In a wide-ranging conversation with Frontline, he said: Self-defence was proportionate to the attack we received [at Yeonpyeong Island in late November]. But from now on, it is not going to be a proportionate [response], it can be punitive. President [Lee] has come up with a plan to beef up our military presence in that area. At one point, we withdrew our military presence [there], about 10 years ago. But now, we are going the other way round. We are also changing the rules of engagement, because we will have to stop the [North Korean] attacks on our civilians with whatever available force we have.

As for the contrast with Seoul's response to the warship incident earlier this year, the South Korean envoy said: We spent at least two months investigating. We didn't approach the issue with any presumption. We opened all the explanations, and we narrowed down and then we concluded that it was a North Korean torpedo. So, there was no window for us to retaliate [in the immediate wake of the ship-sinking].

About the overall balance of forces on the Korean peninsula, Oh Joon said: North Korea might have more soldiers, but the objective analysis is that South Korea's military power is stronger than North Korea's. It is state-of-the-art power. And, our population is more than two times larger than North Korea's. There is no U.S. nuclear weapon stationed in South Korea. But, both South Korea and Japan are under U.S. nuclear umbrella. That means: if we are attacked by a nuclear weapon [from North Korea], U.S. will use the same weapon [against the attacker]. On the way forward for peace and stability on the Korean peninsula, the envoy said: One day in the future, of course, we might go back to talks with North Korea, either bilateral or multilateral. In the near future, the issue right in front of us is how to make North Korea not repeat its act of aggression. It's a difficult question.

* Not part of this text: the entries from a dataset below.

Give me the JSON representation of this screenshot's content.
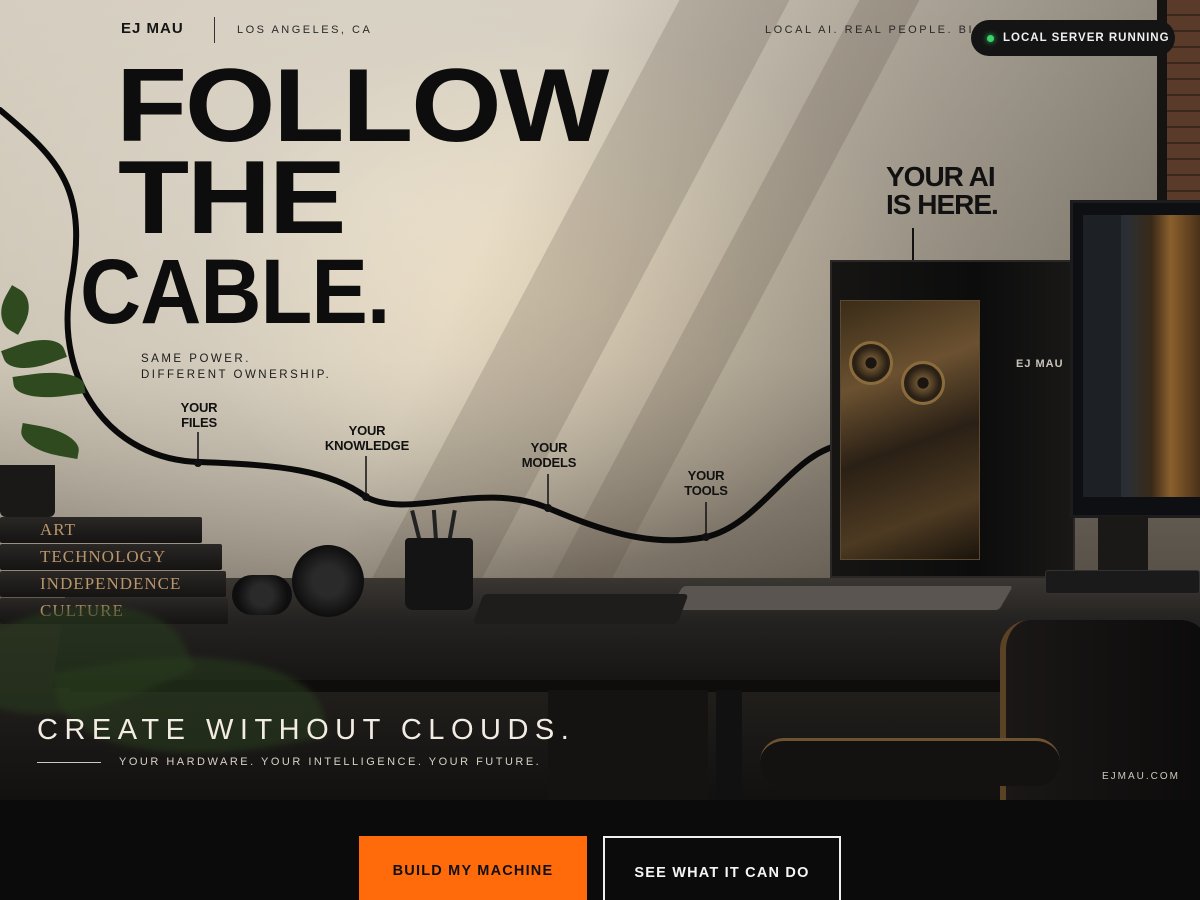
{
  "header": {
    "brand": "EJ MAU",
    "location": "LOS ANGELES, CA",
    "tagline": "LOCAL AI. REAL PEOPLE. BIG",
    "status": "LOCAL SERVER RUNNING",
    "status_color": "#3bd36b"
  },
  "headline": {
    "line1": "FOLLOW",
    "line2": "THE",
    "line3": "CABLE.",
    "sub_line1": "SAME POWER.",
    "sub_line2": "DIFFERENT OWNERSHIP."
  },
  "cable_labels": {
    "files_1": "YOUR",
    "files_2": "FILES",
    "knowledge_1": "YOUR",
    "knowledge_2": "KNOWLEDGE",
    "models_1": "YOUR",
    "models_2": "MODELS",
    "tools_1": "YOUR",
    "tools_2": "TOOLS"
  },
  "callout": {
    "line1": "YOUR AI",
    "line2": "IS HERE."
  },
  "pc_logo": "EJ MAU",
  "books": [
    "ART",
    "TECHNOLOGY",
    "INDEPENDENCE",
    "CULTURE"
  ],
  "footer": {
    "create": "CREATE WITHOUT CLOUDS.",
    "create_sub": "YOUR HARDWARE. YOUR INTELLIGENCE. YOUR FUTURE.",
    "site": "EJMAU.COM"
  },
  "cta": {
    "primary": "BUILD MY MACHINE",
    "secondary": "SEE WHAT IT CAN DO",
    "primary_color": "#ff6b0a"
  }
}
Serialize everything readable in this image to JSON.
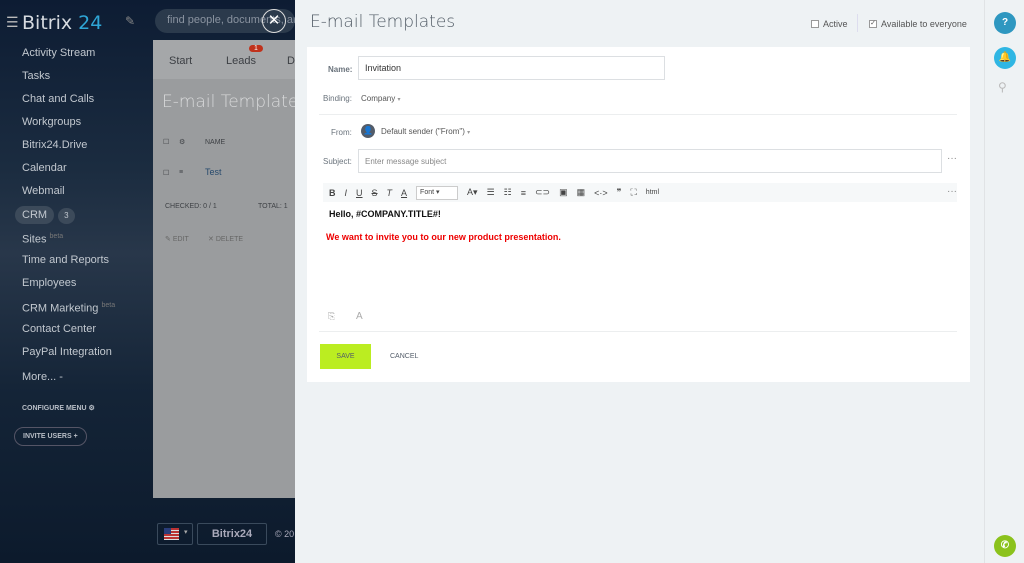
{
  "app": {
    "logo_a": "Bitrix",
    "logo_b": "24",
    "search_placeholder": "find people, documents, and mo"
  },
  "sidebar": {
    "items": [
      "Activity Stream",
      "Tasks",
      "Chat and Calls",
      "Workgroups",
      "Bitrix24.Drive",
      "Calendar",
      "Webmail"
    ],
    "crm": "CRM",
    "crm_count": "3",
    "sites": "Sites",
    "beta": "beta",
    "items2": [
      "Time and Reports",
      "Employees"
    ],
    "crm_marketing": "CRM Marketing",
    "items3": [
      "Contact Center",
      "PayPal Integration",
      "More... -"
    ],
    "configure": "CONFIGURE MENU",
    "invite": "INVITE USERS +"
  },
  "background": {
    "tabs": [
      "Start",
      "Leads",
      "D"
    ],
    "leads_badge": "1",
    "title": "E-mail Templates",
    "col_name": "NAME",
    "row": "Test",
    "checked": "CHECKED: 0 / 1",
    "total": "TOTAL: 1",
    "edit": "EDIT",
    "delete": "DELETE",
    "brand": "Bitrix24",
    "copyright": "© 20"
  },
  "panel": {
    "title": "E-mail Templates",
    "active": "Active",
    "active_checked": false,
    "available": "Available to everyone",
    "available_checked": true,
    "name_label": "Name:",
    "name_value": "Invitation",
    "binding_label": "Binding:",
    "binding_value": "Company",
    "from_label": "From:",
    "from_value": "Default sender (\"From\")",
    "subject_label": "Subject:",
    "subject_placeholder": "Enter message subject",
    "font_select": "Font",
    "html_label": "html",
    "body_line1": "Hello, #COMPANY.TITLE#!",
    "body_line2": "We want to invite you to our new product presentation.",
    "body_line2_color": "#ff0000",
    "save": "SAVE",
    "cancel": "CANCEL",
    "save_color": "#bbed21"
  }
}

On the brighter side of the ROK-DPRK equation, as seen from Seoul's perspective in early December, Oh Joon said: Both South Korea and the United States think that China can and also should play a greater role in reining in North Korea. There is no reason for China to be not constructive, because eventually all our goals are more or less on the same line. China wants to see a denuclearised North Korea. China wants to see peace and stability. China is our largest trading partner and China has very big economic stakes on the Korean peninsula as well. North Korea does not [of course] have the political will to denuclearise. That's the problem.

Leadership succession

Non-authoritative accounts of the motives behind North Korea's action against South Korea in late November are dime a dozen. Prominent among them is the theory about the fireworks of an ongoing leadership succession in the deeply militarised state.

Against this backdrop of speculation, contradictory signals about China's future attitude towards North Korea are in fact evident from the maze of U.S. diplomatic cables made public by WikiLeaks by early December. One cable shows up China as leaning towards accepting the possibility of Korean reunification on Seoul's terms, while another cable indicates that it does not want South Korea to gobble up North Korea.

Also in focus in some of these cables is the possible collective effort by the U.S., South Korea and Japan to bring about a change of course in North Korea. Interestingly, the U.S. is poised, at the time of writing, to begin what may be a long period of consultations with South Korea and Japan. However, the U.S., going forward, is equally mindful of the views and stakes of China and Russia as regards the Korean peninsula's future. On a different but related plane, independent enquiries by this correspondent indicate that Seoul has not received authoritative signals from Beijing that it might be willing to forget North Korea as a bad dream and let South Korea take over the entire peninsula.